by Calculated Risk on 11/04/2012 02:31:00 PM
Sunday, November 04, 2012
Last month I wrote Understanding the Decline in the Participation Rate. As a follow on, I wrote: Further Discussion on Labor Force Participation Rate. Here is a repeat with some added data, graphs and commentary.
Definitions from the BLS:
Civilian noninstitutional population: "consists of persons 16 years of age and older residing in the 50 States and the District of Columbia who are not inmates of institutions (for example, penal and mental facilities and homes for the aged) and who are not on active duty in the Armed Forces". If you look at the first graph below, the total of the Blue, Red, and light brown areas is the Civilian noninstitutional population.
"The civilian labor force consists of all persons classified as employed or unemployed". This is Blue and Red combined on the first graph.
"The labor force participation rate represents the proportion of the civilian noninstitutional population that is in the labor force." So this is Blue and Red, divided by all areas combined.
"The employment-population ratio represents the proportion of the civilian noninstitutional population that is employed." This is Blue divided by the total area.
"The unemployment rate is the number of unemployed as a percent of the civilian labor force." This is Red divided by Red and Blue combined. This is the REAL unemployment rate (some claim U-6 is the "real rate", but that is nonsense - although U-6 is an alternative measure of underemployment, it includes many people working part time).
Click on graph for larger image.
There are some bumps in the total area - usually when there is a decennial census. These are due to changes in population controls.
Note that the Blue area collapsed in 2008 and early 2009, and started increasing in 2010. This shows the increase in employment over the last few years. Over the last few years, the red area (unemployment) has been decreasing.
However the combined area, the civilian labor force, has not increased much - even though the civilian noninstitutional population has been increasing. Some people argue that this evidence of a large number of people who left the labor force because of the weak labor market - and that the actual unemployment rate should be much higher than 7.9%.
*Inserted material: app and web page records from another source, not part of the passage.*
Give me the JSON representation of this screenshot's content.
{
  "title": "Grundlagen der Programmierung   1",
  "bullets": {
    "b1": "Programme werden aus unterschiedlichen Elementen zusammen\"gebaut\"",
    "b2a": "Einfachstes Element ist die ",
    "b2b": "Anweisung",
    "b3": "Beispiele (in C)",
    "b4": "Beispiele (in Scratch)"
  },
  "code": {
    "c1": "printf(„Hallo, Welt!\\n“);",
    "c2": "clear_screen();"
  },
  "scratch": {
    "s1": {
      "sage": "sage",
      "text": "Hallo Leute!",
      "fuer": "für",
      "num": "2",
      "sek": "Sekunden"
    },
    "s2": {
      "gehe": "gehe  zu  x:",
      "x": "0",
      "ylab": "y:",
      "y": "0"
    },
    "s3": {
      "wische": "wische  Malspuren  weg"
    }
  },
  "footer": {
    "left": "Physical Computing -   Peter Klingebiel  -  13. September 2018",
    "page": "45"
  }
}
However, as I noted last month, some decrease in the labor force participation rate was expected, and it appears most of the decline in the participation rate can be explained by demographic shifts.
The second graph is similar to the first graph, but breaks the data down by a few more categories. Some of this data is only available since January 1994.
The light blue area is part time for economic reasons. "These individuals were working part time because their hours had been cut back or because they were unable to find a full-time job." Some of the dark blue workers are working part time too, but that is by choice. The dark blue and light blue add to dark blue in the previous graph.
The yellow area is marginally attached workers. "These individuals were not in the labor force, wanted and were available for work, and had looked for a job sometime in the prior 12 months. They were not counted as unemployed because they had not searched for work in the 4 weeks preceding the survey."
The purple area is discouraged workers. "Discouraged workers are persons not currently looking for work because they believe no jobs are available for them."
Part time for economic reasons, marginally attached workers, and discouraged workers are all included in U-6, an alternate measure of labor underutilization.
The third graph shows the number of people in the US by age group from both the 2000 and 2010 decennial Census, and a recent Census Bureau projection for 2020.
This graph shows two key shifts. First, baby boomers are now moving into lower participation rate age groups. Look at the increase in the 55-to-59 and 60-to-64 groups from 2000 (blue) to 2010 (red).
A second key demographic is the significant increase in people in the 15-to-19 and 20-to-24 age groups. These groups have lower participation rates usually because of school enrollment - and enrollment has been increasing.
Taken together, it is clear why the labor force hasn't increase as quickly as the civilian noninstitutional population, and therefore, why a decline in the labor force participation rate was expected.
Also - in 2010, the group with the highest population was in the '45 to 49 age group, followed by the '50 to 54 age group. By 2020, the seven groups with the highest projected population will all be under 35! Sure, some geezers will hang around, and that will push down the overall participation rate - but there is a new engine of growth coming.